In the magical world of Philip Pullman's novel, The Golden Compass, every person has a life companion in the form of an animal called a "daemon." A daemon is a cross between a soul and a best friend. The animal form it takes is a manifestation of the host's true personality. 
Pullman's fantastic tale tells the story of a young girl, Lyra, who undertakes a journey with her daemon, Pan, in a mysterious and dangerous parallel universe. In this strange but familiar world, everyone is born with a daemon. Pan's name alludes to the nature of the human-daemon relationship: Pan is short for Pantalaimon, Greek for "all compassionate".  This soul-friend may take multiple forms. Pan morphs from moment to moment from delicate moth to mighty eagle to tiny mouse.
But all is not well for girl and daemon, for there are dark forces at work. Lyra discovers that members of the General Oblation Board are conducting nefarious experiments that sever daemons from kidnapped children. Violently separated, children and their allies wither and die. The book follows Lyra as she and her companions, including a giant polar bear king, rush through a series of adventures to save the world.
Descriptions of the children and their daemons are both enchanting and haunting. They also colorize fascinating new theories of consciousness that have emerged from yet another disciplinary amalgamation: neurophilosophy. Similar to neuropsychology which has married science's left-brain, neuroscience, with its right brain, psychology, neurophilosophy inhabits intersecting borderlands and investigates broader implications of science's forays beneath the skull beneath the skin.
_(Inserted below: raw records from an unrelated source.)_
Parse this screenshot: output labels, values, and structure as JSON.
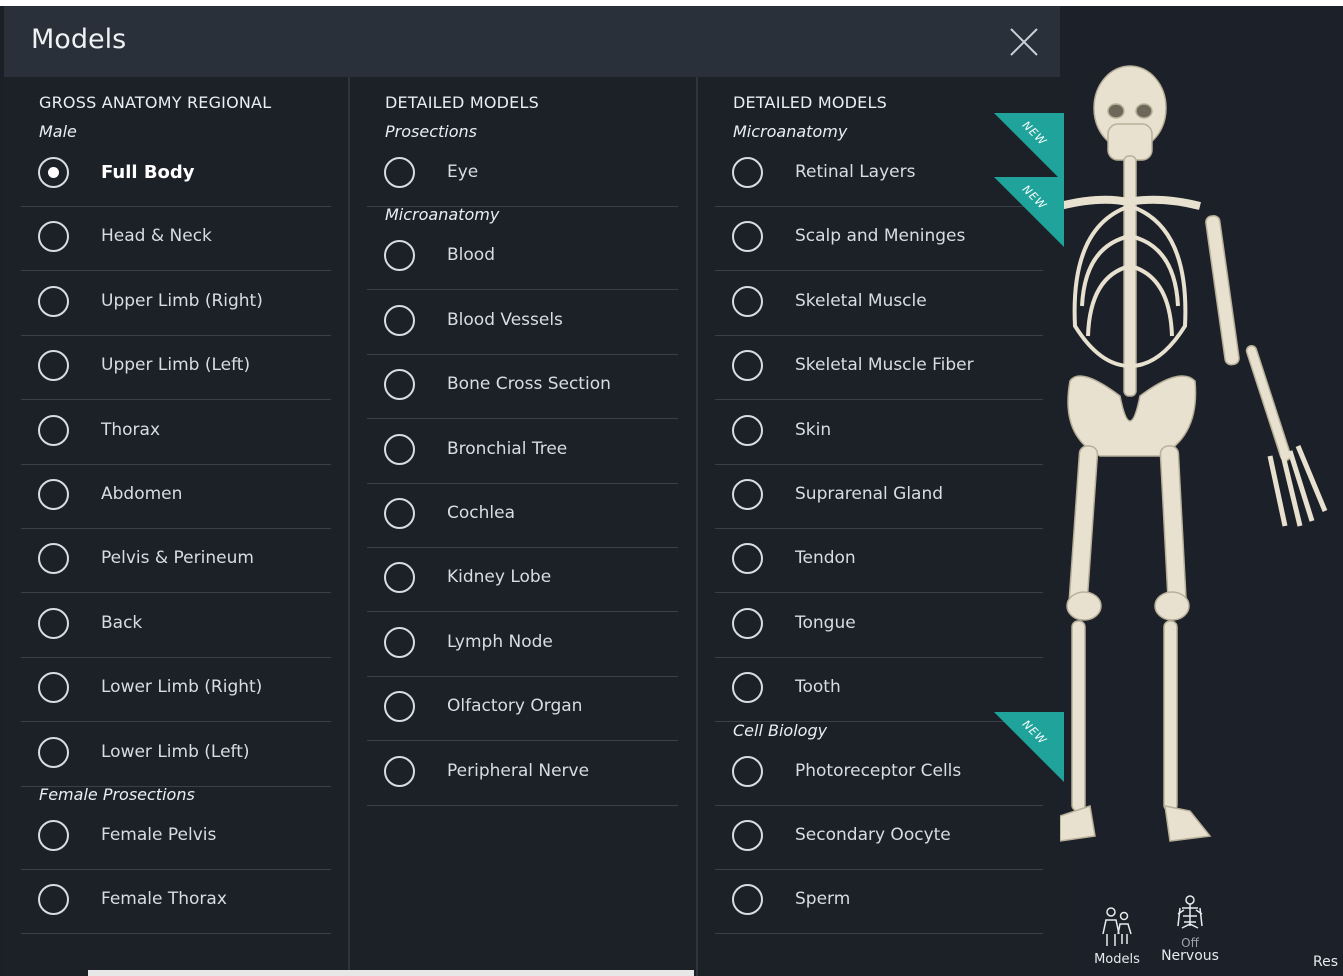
{
  "header": {
    "title": "Models",
    "close_icon": "close-icon"
  },
  "columns": [
    {
      "heading": "GROSS ANATOMY REGIONAL",
      "sections": [
        {
          "title": "Male",
          "items": [
            {
              "label": "Full Body",
              "selected": true
            },
            {
              "label": "Head & Neck"
            },
            {
              "label": "Upper Limb (Right)"
            },
            {
              "label": "Upper Limb (Left)"
            },
            {
              "label": "Thorax"
            },
            {
              "label": "Abdomen"
            },
            {
              "label": "Pelvis & Perineum"
            },
            {
              "label": "Back"
            },
            {
              "label": "Lower Limb (Right)"
            },
            {
              "label": "Lower Limb (Left)"
            }
          ]
        },
        {
          "title": "Female Prosections",
          "items": [
            {
              "label": "Female Pelvis"
            },
            {
              "label": "Female Thorax"
            }
          ]
        }
      ]
    },
    {
      "heading": "DETAILED MODELS",
      "sections": [
        {
          "title": "Prosections",
          "items": [
            {
              "label": "Eye"
            }
          ]
        },
        {
          "title": "Microanatomy",
          "items": [
            {
              "label": "Blood"
            },
            {
              "label": "Blood Vessels"
            },
            {
              "label": "Bone Cross Section"
            },
            {
              "label": "Bronchial Tree"
            },
            {
              "label": "Cochlea"
            },
            {
              "label": "Kidney Lobe"
            },
            {
              "label": "Lymph Node"
            },
            {
              "label": "Olfactory Organ"
            },
            {
              "label": "Peripheral Nerve"
            }
          ]
        }
      ]
    },
    {
      "heading": "DETAILED MODELS",
      "sections": [
        {
          "title": "Microanatomy",
          "items": [
            {
              "label": "Retinal Layers",
              "new": true
            },
            {
              "label": "Scalp and Meninges",
              "new": true
            },
            {
              "label": "Skeletal Muscle"
            },
            {
              "label": "Skeletal Muscle Fiber"
            },
            {
              "label": "Skin"
            },
            {
              "label": "Suprarenal Gland"
            },
            {
              "label": "Tendon"
            },
            {
              "label": "Tongue"
            },
            {
              "label": "Tooth"
            }
          ]
        },
        {
          "title": "Cell Biology",
          "items": [
            {
              "label": "Photoreceptor Cells",
              "new": true
            },
            {
              "label": "Secondary Oocyte"
            },
            {
              "label": "Sperm"
            }
          ]
        }
      ]
    }
  ],
  "badge_text": "NEW",
  "toolbar": {
    "models_label": "Models",
    "nervous_label": "Nervous",
    "nervous_state": "Off",
    "reset_label": "Res"
  },
  "colors": {
    "accent": "#1fa39a",
    "panel": "#1c2128",
    "header": "#2a3039"
  }
}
Berkeley philosopher-cum-neuroscientist Alva Noë has proposed a radical new theory.  He argues that instead of functioning like a tape playing inside our heads, consciousness is created out of our minds. "Consciousness is not something that happens in us. It is something we do."  What we experience is less a byproduct of an industrious brain, than a dancer in dialogue with his environment created in tandem with a matrix of relationships. Similar to Lyra and Pan, our experience of the world is forever accompanied.
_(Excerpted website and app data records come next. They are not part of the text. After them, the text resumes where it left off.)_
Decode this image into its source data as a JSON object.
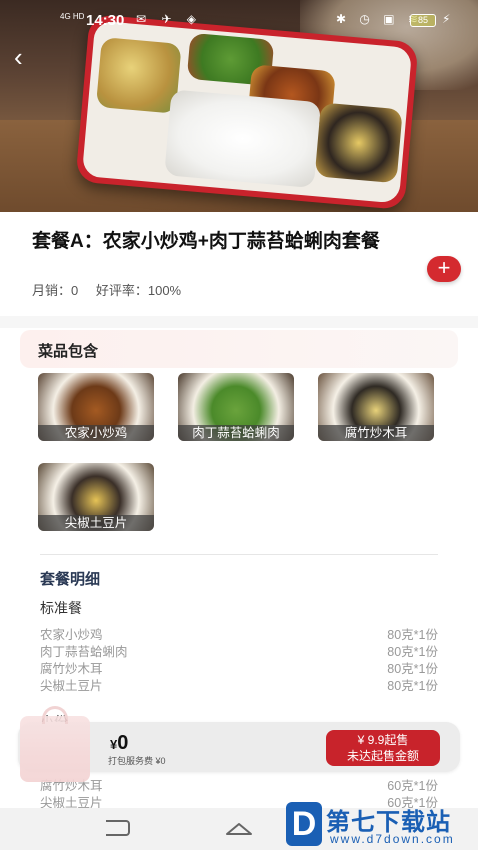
{
  "status_bar": {
    "network": "4G HD",
    "time": "14:30",
    "left_icons": "✉ ✈ ◈",
    "right_icons": "✱ ◷ ▣ ≋",
    "battery": "85"
  },
  "header": {
    "back_icon": "‹"
  },
  "product": {
    "title": "套餐A：农家小炒鸡+肉丁蒜苔蛤蜊肉套餐",
    "monthly_sales": "月销：0",
    "rating": "好评率：100%",
    "add_icon": "+"
  },
  "dishes_section": {
    "label": "菜品包含",
    "items": [
      {
        "name": "农家小炒鸡"
      },
      {
        "name": "肉丁蒜苔蛤蜊肉"
      },
      {
        "name": "腐竹炒木耳"
      },
      {
        "name": "尖椒土豆片"
      }
    ]
  },
  "detail": {
    "title": "套餐明细",
    "groups": [
      {
        "name": "标准餐",
        "rows": [
          {
            "name": "农家小炒鸡",
            "qty": "80克*1份"
          },
          {
            "name": "肉丁蒜苔蛤蜊肉",
            "qty": "80克*1份"
          },
          {
            "name": "腐竹炒木耳",
            "qty": "80克*1份"
          },
          {
            "name": "尖椒土豆片",
            "qty": "80克*1份"
          }
        ]
      },
      {
        "name": "小份",
        "rows": [
          {
            "name": "腐竹炒木耳",
            "qty": "60克*1份"
          },
          {
            "name": "尖椒土豆片",
            "qty": "60克*1份"
          }
        ]
      }
    ]
  },
  "cart": {
    "currency": "¥",
    "total": "0",
    "fee": "打包服务费 ¥0",
    "min_order": "¥ 9.9起售",
    "min_order_note": "未达起售金额"
  },
  "watermark": {
    "logo": "D",
    "title": "第七下载站",
    "url": "www.d7down.com"
  },
  "colors": {
    "accent": "#d42a2f",
    "tray": "#c9232c",
    "watermark": "#1a5fb4"
  }
}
Neuroscience has come full circle to its biological roots. Ecopsychologists would agree, pointing out that symptoms on the inside match those without. Social malaise and declines in prosocialty and moral integrity mirror their partnered symptoms in the surrounding environs : birds falling from the sky, pachyderms imploding with psychological pain, and polar bears slipping into oblivion as ice melts and climate shifts. Attachment theorists concur saying that relational dysfunctions propagate like fractals from neurons to neighborhoods.  Gaia's culturally–sanctioned abuse lays the path to interpersonal violence within our homes.
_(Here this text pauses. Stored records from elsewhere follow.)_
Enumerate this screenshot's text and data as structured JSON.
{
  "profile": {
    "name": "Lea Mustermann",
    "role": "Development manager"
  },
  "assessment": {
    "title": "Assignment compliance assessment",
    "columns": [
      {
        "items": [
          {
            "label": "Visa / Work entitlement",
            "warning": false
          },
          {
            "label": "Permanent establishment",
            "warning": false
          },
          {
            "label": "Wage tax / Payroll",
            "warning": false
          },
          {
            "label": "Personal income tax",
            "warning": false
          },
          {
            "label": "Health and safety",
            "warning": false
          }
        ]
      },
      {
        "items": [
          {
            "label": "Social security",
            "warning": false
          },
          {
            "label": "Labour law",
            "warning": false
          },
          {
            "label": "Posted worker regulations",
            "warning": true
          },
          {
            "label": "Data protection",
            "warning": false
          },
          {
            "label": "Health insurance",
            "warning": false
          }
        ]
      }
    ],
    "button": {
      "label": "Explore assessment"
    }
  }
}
In contrast, those who maintain a secure attachment with Mother Nature—elephants, orcas, birds, reptiles, insects, and others indifferently labeled as "biodiversity," as well as tribal humans who doggedly refuse to embrace "civilization" —lack the symptoms of moral decline now gripping industrialized society.  Their reality does not seek to sever the thread of life. Their life is not inside; their life is the way the animal is in the world. 
Now, even these earth-rooted psyches are collapsing under the relentless weight of human violence; wildlife is beset with Post-Traumatic Stress Disorder (PTSD) and other ailments of the soul.  This comes as no surprise to scientists. Wildlife PTSD is most noteworthy as an unequivocal demonstration that nature's intelligence is comparable to humanity's. Nature no longer tolerates the role she has been assigned: a passive canvas against which humanity recklessly splatters angst and obsessions without consequence.
The good news is that science finally concurs with common sense and sensibility. The question is this: based on this knowledge, will scientists speak out to compel action? For the sake of all, including our children and their daemons, will scientists finally admit that humanity must relinquish its self-proclaimed privilege and begin to live like our animal kin?
 Retrieved June 1, 2011 from http://dopetype.wordpress.com/2008/11/22/the-golden-compass-deamon-test/ .
 Pullman, P. (2003). The Golden Compass (His Dark Materials, Book 1). Laurel Leaf.
 Noë, A. (2009). Out of Our Heads: Why You Are Not Your Brain, and Other Lessons from the Biology of Consciousness. Hill & Wang.
 The life is the way the animal is in the world: A Talk with Alva Noë. Retrieved May 31, 2011 from Edge http://www.edge.org/3rd_culture/noe08/noe08_index.html
 Narvaez, D. & T. Gleason. (2011). Developmental Optimization. In D. Narvaez, J. Panksepp, A. Schore, and T. Gleason (Eds.), Human Nature, Early Experience and the Environment of Evolutionary Adaptedness. New York: Oxford University Press.
 Schore, A. N. (2011). The Right brain implicit self lies at the core of psychoanalysis. Psychoanalytic Dialogues, 21, 75-100.
 Survival International. (2010). Progress can kill. Retrieved December 2, 2010 from http://www.survivalinternational.org
 Bradshaw, G.A. (2009). Elephants on the edge: What animals teach us about humanity. New Haven: Yale University.